_WHAT YOU NEED TO DO:_
Your output should be the complete listing, repeated exactly.
'''
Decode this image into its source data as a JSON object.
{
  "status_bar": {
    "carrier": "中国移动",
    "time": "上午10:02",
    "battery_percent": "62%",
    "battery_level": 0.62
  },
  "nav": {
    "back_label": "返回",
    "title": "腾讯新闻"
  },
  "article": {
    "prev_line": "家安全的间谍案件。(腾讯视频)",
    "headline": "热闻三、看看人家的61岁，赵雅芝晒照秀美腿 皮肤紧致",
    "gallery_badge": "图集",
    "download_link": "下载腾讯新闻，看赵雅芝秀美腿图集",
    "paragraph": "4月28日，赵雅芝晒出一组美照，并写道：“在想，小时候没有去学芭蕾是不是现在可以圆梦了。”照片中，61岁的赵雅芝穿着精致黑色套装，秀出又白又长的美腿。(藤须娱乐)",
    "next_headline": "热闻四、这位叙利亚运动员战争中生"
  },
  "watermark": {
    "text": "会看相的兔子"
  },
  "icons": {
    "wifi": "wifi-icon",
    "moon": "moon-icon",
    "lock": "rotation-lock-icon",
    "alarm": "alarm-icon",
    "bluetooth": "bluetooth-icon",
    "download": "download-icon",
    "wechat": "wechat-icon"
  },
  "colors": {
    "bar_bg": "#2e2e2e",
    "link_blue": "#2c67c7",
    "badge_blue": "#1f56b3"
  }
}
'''
_TASK SOLUTION:_
Decode this image into its source data as a JSON object.
{
  "status_bar": {
    "carrier": "中国移动",
    "time": "上午10:02",
    "battery_percent": "62%",
    "battery_level": 0.62
  },
  "nav": {
    "back_label": "返回",
    "title": "腾讯新闻"
  },
  "article": {
    "prev_line": "家安全的间谍案件。(腾讯视频)",
    "headline": "热闻三、看看人家的61岁，赵雅芝晒照秀美腿 皮肤紧致",
    "gallery_badge": "图集",
    "download_link": "下载腾讯新闻，看赵雅芝秀美腿图集",
    "paragraph": "4月28日，赵雅芝晒出一组美照，并写道：“在想，小时候没有去学芭蕾是不是现在可以圆梦了。”照片中，61岁的赵雅芝穿着精致黑色套装，秀出又白又长的美腿。(藤须娱乐)",
    "next_headline": "热闻四、这位叙利亚运动员战争中生"
  },
  "watermark": {
    "text": "会看相的兔子"
  },
  "icons": {
    "wifi": "wifi-icon",
    "moon": "moon-icon",
    "lock": "rotation-lock-icon",
    "alarm": "alarm-icon",
    "bluetooth": "bluetooth-icon",
    "download": "download-icon",
    "wechat": "wechat-icon"
  },
  "colors": {
    "bar_bg": "#2e2e2e",
    "link_blue": "#2c67c7",
    "badge_blue": "#1f56b3"
  }
}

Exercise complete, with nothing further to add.